##### Input data
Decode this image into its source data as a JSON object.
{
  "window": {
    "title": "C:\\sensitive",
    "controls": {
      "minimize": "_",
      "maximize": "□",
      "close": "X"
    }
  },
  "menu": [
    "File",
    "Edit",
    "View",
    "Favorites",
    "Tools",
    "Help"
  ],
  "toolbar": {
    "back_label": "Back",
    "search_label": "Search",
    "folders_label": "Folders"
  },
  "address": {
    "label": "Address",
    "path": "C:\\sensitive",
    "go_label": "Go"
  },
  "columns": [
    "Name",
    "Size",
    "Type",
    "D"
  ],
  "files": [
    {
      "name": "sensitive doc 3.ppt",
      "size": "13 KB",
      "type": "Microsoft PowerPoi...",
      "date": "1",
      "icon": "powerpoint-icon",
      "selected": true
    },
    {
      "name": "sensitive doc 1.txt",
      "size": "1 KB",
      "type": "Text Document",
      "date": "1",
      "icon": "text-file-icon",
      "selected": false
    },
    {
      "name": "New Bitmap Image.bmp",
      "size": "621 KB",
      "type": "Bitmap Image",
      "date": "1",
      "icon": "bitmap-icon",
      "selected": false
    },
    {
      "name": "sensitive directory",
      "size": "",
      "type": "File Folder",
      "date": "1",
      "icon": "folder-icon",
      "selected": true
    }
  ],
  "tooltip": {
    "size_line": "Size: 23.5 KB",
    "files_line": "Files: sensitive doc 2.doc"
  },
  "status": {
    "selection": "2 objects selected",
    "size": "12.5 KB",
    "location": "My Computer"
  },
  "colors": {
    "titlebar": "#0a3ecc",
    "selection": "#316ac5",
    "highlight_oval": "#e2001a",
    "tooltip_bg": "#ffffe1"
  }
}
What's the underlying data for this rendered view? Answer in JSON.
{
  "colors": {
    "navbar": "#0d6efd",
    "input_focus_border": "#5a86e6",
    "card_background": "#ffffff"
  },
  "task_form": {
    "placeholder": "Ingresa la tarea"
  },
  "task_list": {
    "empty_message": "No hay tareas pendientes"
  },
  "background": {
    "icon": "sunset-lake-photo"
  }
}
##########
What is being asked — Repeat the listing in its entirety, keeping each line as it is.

Solution for this problem —
Decode this image into its source data as a JSON object.
{
  "window": {
    "title": "C:\\sensitive",
    "controls": {
      "minimize": "_",
      "maximize": "□",
      "close": "X"
    }
  },
  "menu": [
    "File",
    "Edit",
    "View",
    "Favorites",
    "Tools",
    "Help"
  ],
  "toolbar": {
    "back_label": "Back",
    "search_label": "Search",
    "folders_label": "Folders"
  },
  "address": {
    "label": "Address",
    "path": "C:\\sensitive",
    "go_label": "Go"
  },
  "columns": [
    "Name",
    "Size",
    "Type",
    "D"
  ],
  "files": [
    {
      "name": "sensitive doc 3.ppt",
      "size": "13 KB",
      "type": "Microsoft PowerPoi...",
      "date": "1",
      "icon": "powerpoint-icon",
      "selected": true
    },
    {
      "name": "sensitive doc 1.txt",
      "size": "1 KB",
      "type": "Text Document",
      "date": "1",
      "icon": "text-file-icon",
      "selected": false
    },
    {
      "name": "New Bitmap Image.bmp",
      "size": "621 KB",
      "type": "Bitmap Image",
      "date": "1",
      "icon": "bitmap-icon",
      "selected": false
    },
    {
      "name": "sensitive directory",
      "size": "",
      "type": "File Folder",
      "date": "1",
      "icon": "folder-icon",
      "selected": true
    }
  ],
  "tooltip": {
    "size_line": "Size: 23.5 KB",
    "files_line": "Files: sensitive doc 2.doc"
  },
  "status": {
    "selection": "2 objects selected",
    "size": "12.5 KB",
    "location": "My Computer"
  },
  "colors": {
    "titlebar": "#0a3ecc",
    "selection": "#316ac5",
    "highlight_oval": "#e2001a",
    "tooltip_bg": "#ffffe1"
  }
}
What's the underlying data for this rendered view? Answer in JSON.
{
  "colors": {
    "navbar": "#0d6efd",
    "input_focus_border": "#5a86e6",
    "card_background": "#ffffff"
  },
  "task_form": {
    "placeholder": "Ingresa la tarea"
  },
  "task_list": {
    "empty_message": "No hay tareas pendientes"
  },
  "background": {
    "icon": "sunset-lake-photo"
  }
}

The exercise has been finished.